What Greater Toronto Area
musician/band’s album do you think everyone should be listening to?
I’m waiting for the music collective Freedom Writers to release their debut full length any day now. Sure, I can swag out with the best of them, but there needs to be some profound messages and proper beats in the music I put on repeat.
What advice would you give an
aspiring artist trying to break into the Toronto Music Scene?
Develop and nurture your own scene, because it’s all about Power To The People. Exploit your social media connections – that’s your potential hardcore fan base – and don’t sit back and wait around to be “discovered” by some out-of-touch music industry gatekeeper. That is sooo 90’s.
Seeing as this is the library and
all, what books would you recommend to someone who wanted to find out more
about Canadian Hip Hop?
Well, the reason I’m oftentimes referred to as Canada’s foremost expert in hip hop is because I’m that guy that’s been documenting the culture in book form dating back to 2001 when I wrote my first book, Much Master T: A VJ’s Journey (ECW Press), so I’d say to start with that.
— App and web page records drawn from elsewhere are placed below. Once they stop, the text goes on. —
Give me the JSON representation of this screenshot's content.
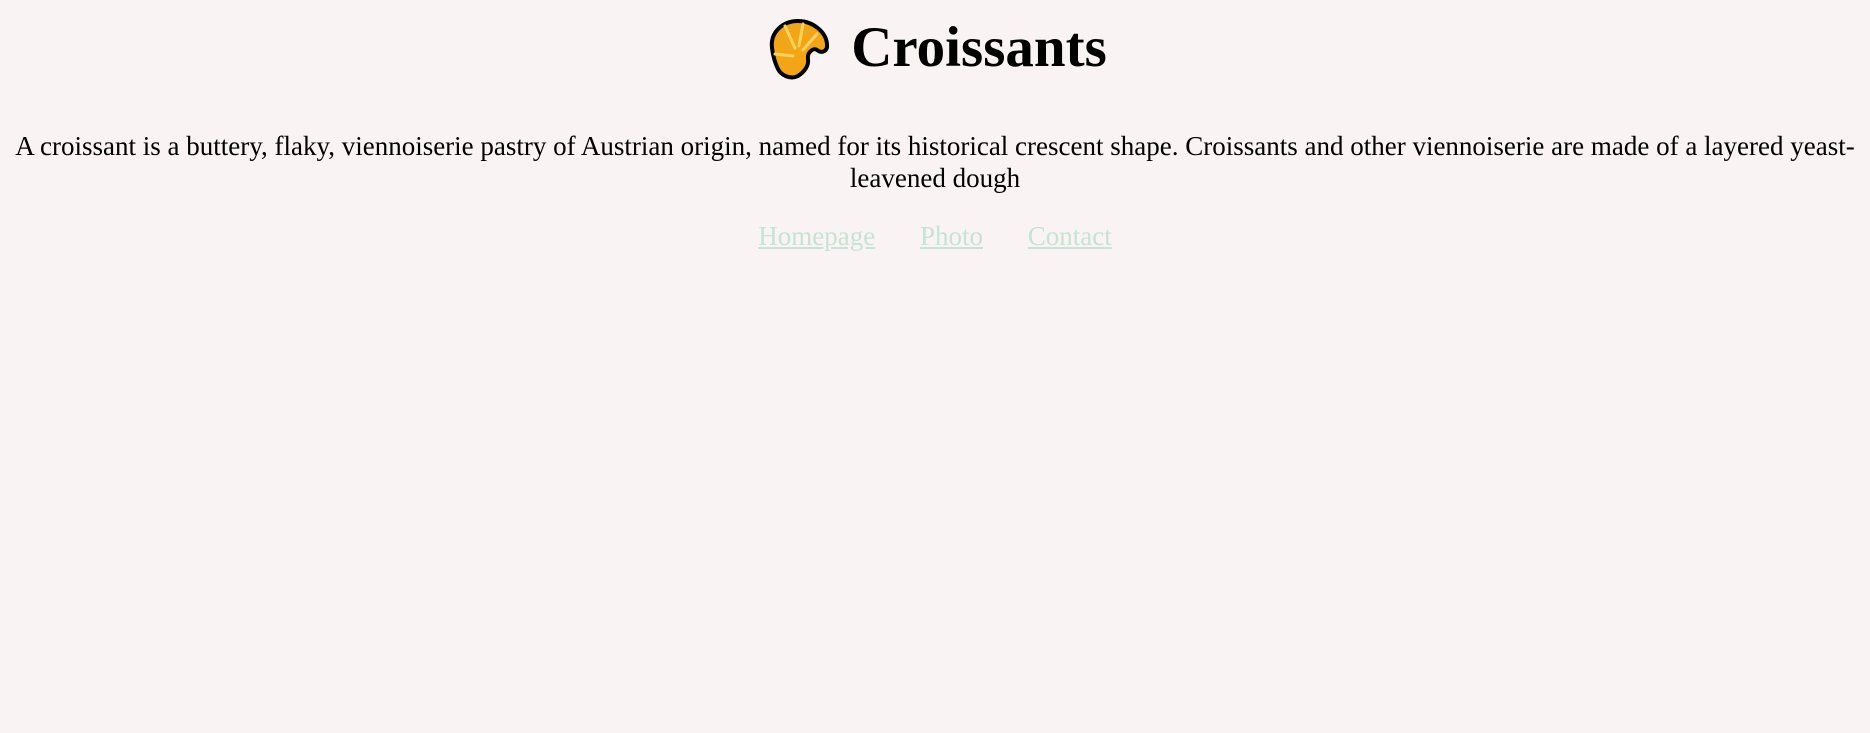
{
  "header": {
    "logo_icon": "croissant-icon",
    "title": "Croissants"
  },
  "main": {
    "description": "A croissant is a buttery, flaky, viennoiserie pastry of Austrian origin, named for its historical crescent shape. Croissants and other viennoiserie are made of a layered yeast-leavened dough"
  },
  "nav": {
    "links": [
      {
        "label": "Homepage"
      },
      {
        "label": "Photo"
      },
      {
        "label": "Contact"
      }
    ]
  },
  "colors": {
    "background": "#f9f3f3",
    "link": "#c4e4d4",
    "croissant": "#f2a516"
  }
}
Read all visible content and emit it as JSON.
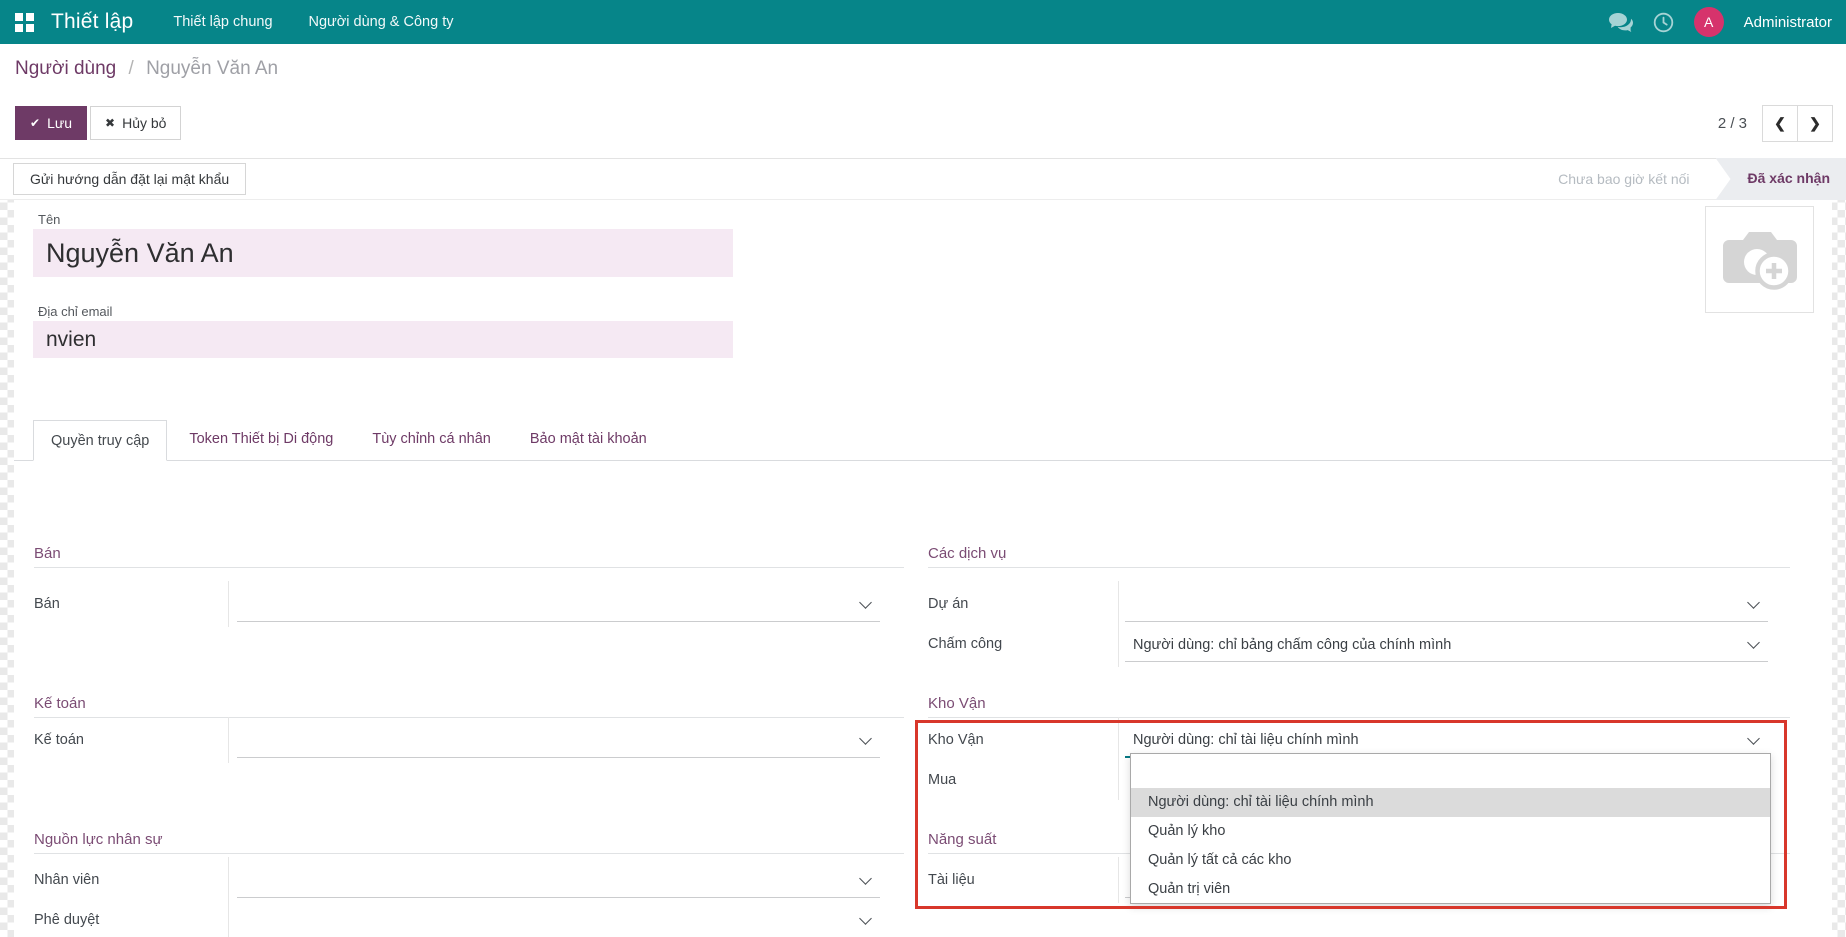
{
  "nav": {
    "app_name": "Thiết lập",
    "menu_items": [
      {
        "label": "Thiết lập chung"
      },
      {
        "label": "Người dùng & Công ty"
      }
    ],
    "user_name": "Administrator",
    "avatar_initial": "A"
  },
  "breadcrumb": {
    "parent": "Người dùng",
    "separator": "/",
    "current": "Nguyễn Văn An"
  },
  "actions": {
    "save": "Lưu",
    "discard": "Hủy bỏ",
    "save_glyph": "✔",
    "discard_glyph": "✖",
    "pager": "2 / 3",
    "prev_glyph": "❮",
    "next_glyph": "❯"
  },
  "statusbar": {
    "reset_password_button": "Gửi hướng dẫn đặt lại mật khẩu",
    "state_inactive": "Chưa bao giờ kết nối",
    "state_active": "Đã xác nhận"
  },
  "profile": {
    "name_label": "Tên",
    "name_value": "Nguyễn Văn An",
    "email_label": "Địa chỉ email",
    "email_value": "nvien"
  },
  "tabs": [
    {
      "label": "Quyền truy cập",
      "active": true
    },
    {
      "label": "Token Thiết bị Di động",
      "active": false
    },
    {
      "label": "Tùy chỉnh cá nhân",
      "active": false
    },
    {
      "label": "Bảo mật tài khoản",
      "active": false
    }
  ],
  "access_rights": {
    "left": [
      {
        "title": "Bán",
        "fields": [
          {
            "label": "Bán",
            "value": ""
          }
        ]
      },
      {
        "title": "Kế toán",
        "fields": [
          {
            "label": "Kế toán",
            "value": ""
          }
        ]
      },
      {
        "title": "Nguồn lực nhân sự",
        "fields": [
          {
            "label": "Nhân viên",
            "value": ""
          },
          {
            "label": "Phê duyệt",
            "value": ""
          }
        ]
      }
    ],
    "right": [
      {
        "title": "Các dịch vụ",
        "fields": [
          {
            "label": "Dự án",
            "value": ""
          },
          {
            "label": "Chấm công",
            "value": "Người dùng: chỉ bảng chấm công của chính mình"
          }
        ]
      },
      {
        "title": "Kho Vận",
        "fields": [
          {
            "label": "Kho Vận",
            "value": "Người dùng: chỉ tài liệu chính mình"
          },
          {
            "label": "Mua",
            "value": ""
          }
        ]
      },
      {
        "title": "Năng suất",
        "fields": [
          {
            "label": "Tài liệu",
            "value": ""
          }
        ]
      }
    ]
  },
  "dropdown": {
    "options": [
      "",
      "Người dùng: chỉ tài liệu chính mình",
      "Quản lý kho",
      "Quản lý tất cả các kho",
      "Quản trị viên"
    ],
    "highlighted": "Người dùng: chỉ tài liệu chính mình"
  },
  "colors": {
    "navbar": "#068589",
    "accent_purple": "#6e3a66",
    "avatar_pink": "#d6336c",
    "field_highlight": "#f5e9f3",
    "annotation_red": "#d8372b"
  }
}
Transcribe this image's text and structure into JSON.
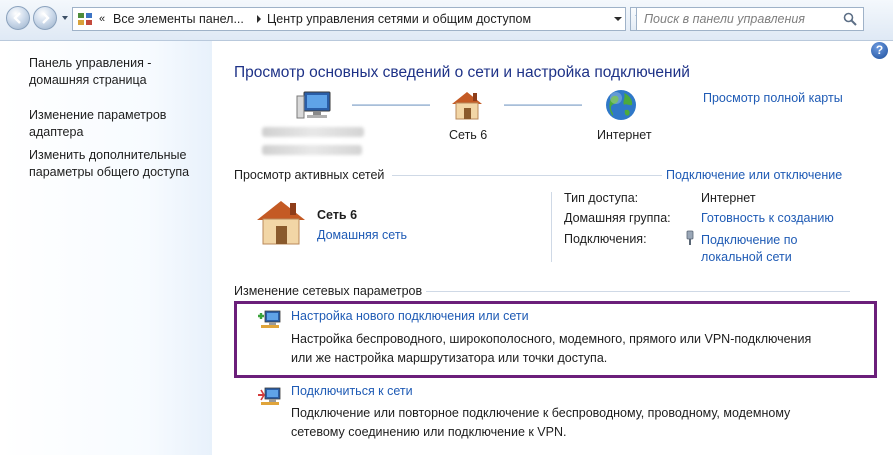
{
  "address_bar": {
    "breadcrumb_1": "Все элементы панел...",
    "breadcrumb_2": "Центр управления сетями и общим доступом",
    "search_placeholder": "Поиск в панели управления"
  },
  "sidebar": {
    "items": [
      {
        "label_line1": "Панель управления -",
        "label_line2": "домашняя страница"
      },
      {
        "label_line1": "Изменение параметров",
        "label_line2": "адаптера"
      },
      {
        "label_line1": "Изменить дополнительные",
        "label_line2": "параметры общего доступа"
      }
    ]
  },
  "main": {
    "title": "Просмотр основных сведений о сети и настройка подключений",
    "full_map_link": "Просмотр полной карты",
    "network_map": {
      "network_label": "Сеть  6",
      "internet_label": "Интернет"
    },
    "active_networks": {
      "title": "Просмотр активных сетей",
      "connect_link": "Подключение или отключение",
      "network_name": "Сеть  6",
      "network_type": "Домашняя сеть",
      "access_type_label": "Тип доступа:",
      "access_type_value": "Интернет",
      "homegroup_label": "Домашняя группа:",
      "homegroup_value": "Готовность к созданию",
      "connections_label": "Подключения:",
      "connections_value_line1": "Подключение по",
      "connections_value_line2": "локальной сети"
    },
    "change_settings": {
      "title": "Изменение сетевых параметров",
      "tasks": [
        {
          "link": "Настройка нового подключения или сети",
          "desc_line1": "Настройка беспроводного, широкополосного, модемного, прямого или VPN-подключения",
          "desc_line2": "или же настройка маршрутизатора или точки доступа."
        },
        {
          "link": "Подключиться к сети",
          "desc_line1": "Подключение или повторное подключение к беспроводному, проводному, модемному",
          "desc_line2": "сетевому соединению или подключение к VPN."
        }
      ]
    }
  },
  "colors": {
    "link": "#1f5bb5",
    "title": "#1e3287",
    "highlight_border": "#6b1f7a"
  }
}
There’s a lot of history in there because there was a time when the only time you would get to see rap music on TV was on Much Music – this was before BET was available in Canada – or when ex-VJ Master T played it. The book also works as a great mini comprehensive history of Much Music.
Remember to stop by and meet Dalton this week at the Malvern Library!
Northern Touch: Drake and the Rise of Canadian Hip Hop
Malvern Library (30 Sewells Road)
Thursday September 20th 7:00 - 8:30 PM